Going into the foyer, people cluster in groups, excitedly anticipating the beginning of the play. At around 7pm, the doors open and people begin to enter the theatre in droves. Sitting at the back row,I was ready to see Frankenstein performed on stage. Preparing myself, I eagerly wait for the opening scene, my eyes straining in the dark to take notes.
It was a marvellous show, very in depth on the events surrounding Victor’s life and the creature’s journey since his creation. I was conflicted between whether I should sympathise with Victor or the creature, as both of them were morally divided, carrying guilt and loss. Victor Frankenstein, the main protagonist, uses such stark and eloquent language. Amongst all the gore, humorous scenes are scattered in between the main action. A story weaved on stage before an enraptured audience.
There were two acts, the first was about one and a half hours and then the second act was about an hour. This was still surprising considering most of the main events from the novel were included so timing could’ve been longer. It was quite succinct. With a cast of twenty-one actors, there was always something happening on stage. It was highly engaging and everyone gave splendid performances. Besides Victor Frankenstein and the creature, the landlord, Henry and the captain stood out to me.
The play begins on a boat in the middle of the Arctic Sea. The crew and captain have caught a stowaway and demand he be watched. It’s highly suspicious to be out here. Victor Frankenstein, played by Scott McArdle, tells the captain his life story, flashing back 15 years to when he grew up in a Swiss family. His father, mother, brother William, friend Henry and adopted sister Elizabeth. His mother’s death during his childhood wasa turning point. His father avenges her death and the family never fully recovered. To escape the solemn household, Victor decides he was to be a doctor. He travels to Germany in hope of studying to become a physician. In search of lodgings, his misfortune leads him to renting the attic and having to put up with his crazed landlord. In his growing, morbid fascination with life and death, he ignores that he has a responsibility as a doctor. In the present, Victor chases after his own memories, haunted by his decisions and his guilt. In the second act, the creature goes through its life of suffering, starting when Victor abandoned him.
Written by Mary Shelley, the script was adapted for the theatre by Scott McArdle. Frankenstein was originally a novel and considered literature. McArdle managed somehow to write the script, direct and act in the same play. Originally Aaron Jay was going to be Victor Frankenstein, though something happened last minute that prevented him from continuing. Scott was able to take on the role within 6 weeks. Being experienced in adapting to the demand is a distinguishing ability for an actor to have.
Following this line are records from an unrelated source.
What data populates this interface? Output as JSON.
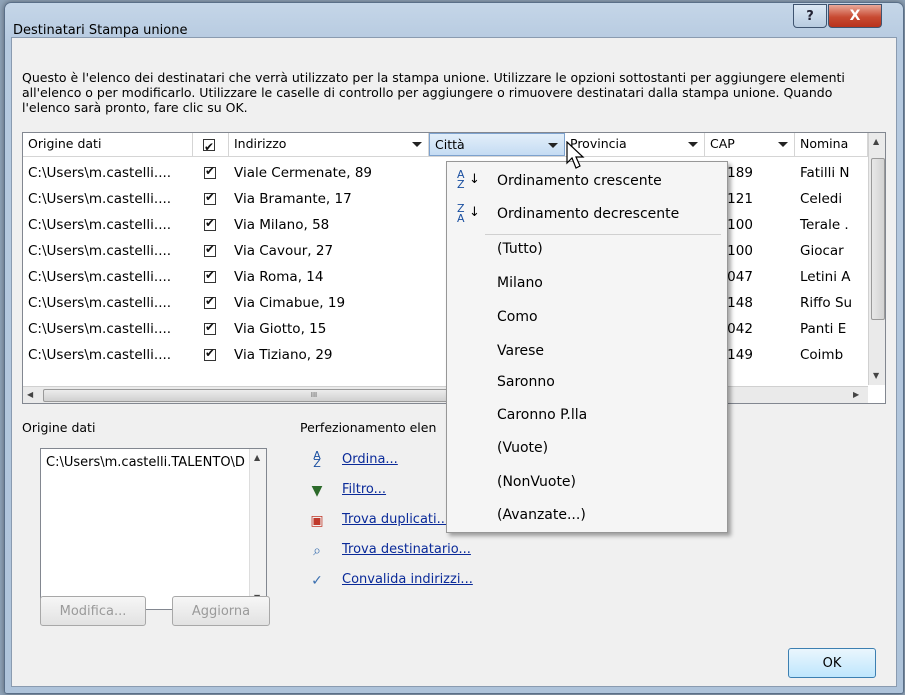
{
  "window": {
    "title": "Destinatari Stampa unione",
    "help_label": "?",
    "close_label": "X"
  },
  "description": "Questo è l'elenco dei destinatari che verrà utilizzato per la stampa unione. Utilizzare le opzioni sottostanti per aggiungere elementi all'elenco o per modificarlo. Utilizzare le caselle di controllo per aggiungere o rimuovere destinatari dalla stampa unione. Quando l'elenco sarà pronto, fare clic su OK.",
  "table": {
    "columns": [
      "Origine dati",
      "",
      "Indirizzo",
      "Città",
      "Provincia",
      "CAP",
      "Nomina"
    ],
    "rows": [
      {
        "source": "C:\\Users\\m.castelli....",
        "checked": true,
        "address": "Viale Cermenate, 89",
        "cap": "20189",
        "name": "Fatilli N"
      },
      {
        "source": "C:\\Users\\m.castelli....",
        "checked": true,
        "address": "Via Bramante, 17",
        "cap": "20121",
        "name": "Celedi"
      },
      {
        "source": "C:\\Users\\m.castelli....",
        "checked": true,
        "address": "Via Milano, 58",
        "cap": "22100",
        "name": "Terale ."
      },
      {
        "source": "C:\\Users\\m.castelli....",
        "checked": true,
        "address": "Via Cavour, 27",
        "cap": "21100",
        "name": "Giocar"
      },
      {
        "source": "C:\\Users\\m.castelli....",
        "checked": true,
        "address": "Via Roma, 14",
        "cap": "21047",
        "name": "Letini A"
      },
      {
        "source": "C:\\Users\\m.castelli....",
        "checked": true,
        "address": "Via Cimabue, 19",
        "cap": "20148",
        "name": "Riffo Su"
      },
      {
        "source": "C:\\Users\\m.castelli....",
        "checked": true,
        "address": "Via Giotto, 15",
        "cap": "21042",
        "name": "Panti E"
      },
      {
        "source": "C:\\Users\\m.castelli....",
        "checked": true,
        "address": "Via Tiziano, 29",
        "cap": "20149",
        "name": "Coimb"
      }
    ],
    "hscroll_grip": "III"
  },
  "source_panel": {
    "label": "Origine dati",
    "item": "C:\\Users\\m.castelli.TALENTO\\D",
    "edit_button": "Modifica...",
    "refresh_button": "Aggiorna"
  },
  "refine_panel": {
    "label": "Perfezionamento elen",
    "links": [
      "Ordina...",
      "Filtro...",
      "Trova duplicati...",
      "Trova destinatario...",
      "Convalida indirizzi..."
    ]
  },
  "city_menu": {
    "sort_icon_top": "A",
    "sort_icon_bottom": "Z",
    "items": [
      "Ordinamento crescente",
      "Ordinamento decrescente",
      "(Tutto)",
      "Milano",
      "Como",
      "Varese",
      "Saronno",
      "Caronno P.lla",
      "(Vuote)",
      "(NonVuote)",
      "(Avanzate...)"
    ]
  },
  "ok_button": "OK"
}
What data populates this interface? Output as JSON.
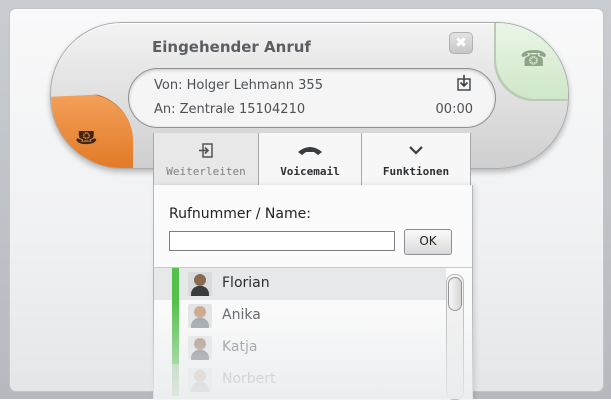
{
  "call": {
    "title": "Eingehender Anruf",
    "from": "Von: Holger Lehmann 355",
    "to": "An:  Zentrale  15104210",
    "duration": "00:00",
    "close_glyph": "✖",
    "colors": {
      "reject": "#e8843a",
      "accept": "#d6ebd0"
    }
  },
  "actions": {
    "forward": {
      "label": "Weiterleiten",
      "icon": "forward-icon"
    },
    "voicemail": {
      "label": "Voicemail",
      "icon": "voicemail-icon"
    },
    "functions": {
      "label": "Funktionen",
      "icon": "chevron-down-icon"
    }
  },
  "forward_panel": {
    "label": "Rufnummer / Name:",
    "input_value": "",
    "ok_label": "OK",
    "contacts": [
      {
        "name": "Florian",
        "status_color": "#54c14a",
        "selected": true
      },
      {
        "name": "Anika",
        "status_color": "#54c14a",
        "selected": false
      },
      {
        "name": "Katja",
        "status_color": "#54c14a",
        "selected": false
      },
      {
        "name": "Norbert",
        "status_color": "#9fd39a",
        "selected": false
      }
    ]
  }
}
The production was able to find a way to have wolves and a horse on stage, with enough fine detail to provoke the imagination. The smoke machine was frequently used for storms, fires and foggy streets, allowing for a realistic atmosphere. The costumes were very practical and precise. The sound was effective in application and enhanced the impact of the action on stage. The lighting was elaborate and complemented the sound-scape.
The same set as Dracula and The Mummy was used, adapted specifically for this performance. It suited well in the differing settings but the set was installed with a ‘fold out’ bed and I noticed that it was already stained before the action began. This is most likely from one of the rehearsals or the preview on Wednesday. The bed itself was a great addition to the set, it just slightly disrupted the illusion.
This production of Frankenstein retains the potent horror and mystery of Mary Shelley’s novel. With a creative production team and a skilled cast of 21 people collaborating, the production was remarkable. It was both shocking and delightfully gruesome, yet not overly violent. I highly recommend seeing Frankenstein at Nexus Theatre, rating, 8/10
Murdoch Open Day
Check out the Nexus Theatre and learn more about Murdoch Theatre at the Murdoch Open Day on Sunday. There will be a presentation and several performances throughout the day at the South Street Campus. 10am-4pm
Upcoming Plays at Murdoch University
Circle, July 28th-30th, Studio 411 Written by Sean Wcislo and directed by Leigh Fitzpatrick. A group of friends take a roadtrip, going on a journey physically and emotionally. Their friendships are severely tested when they get lost. 6;30pm open, 7pm start
2084- Presented by Murdoch University PHD candidates, starting August 18th. Nexus Theatre. A musical, inspired by the novel of George Orwell- 1984. The original script for the production is the product of Sarah Courtis’ and Ellin Sear’s PhD theses. = More information will come some. Have a look at the description on the FB event.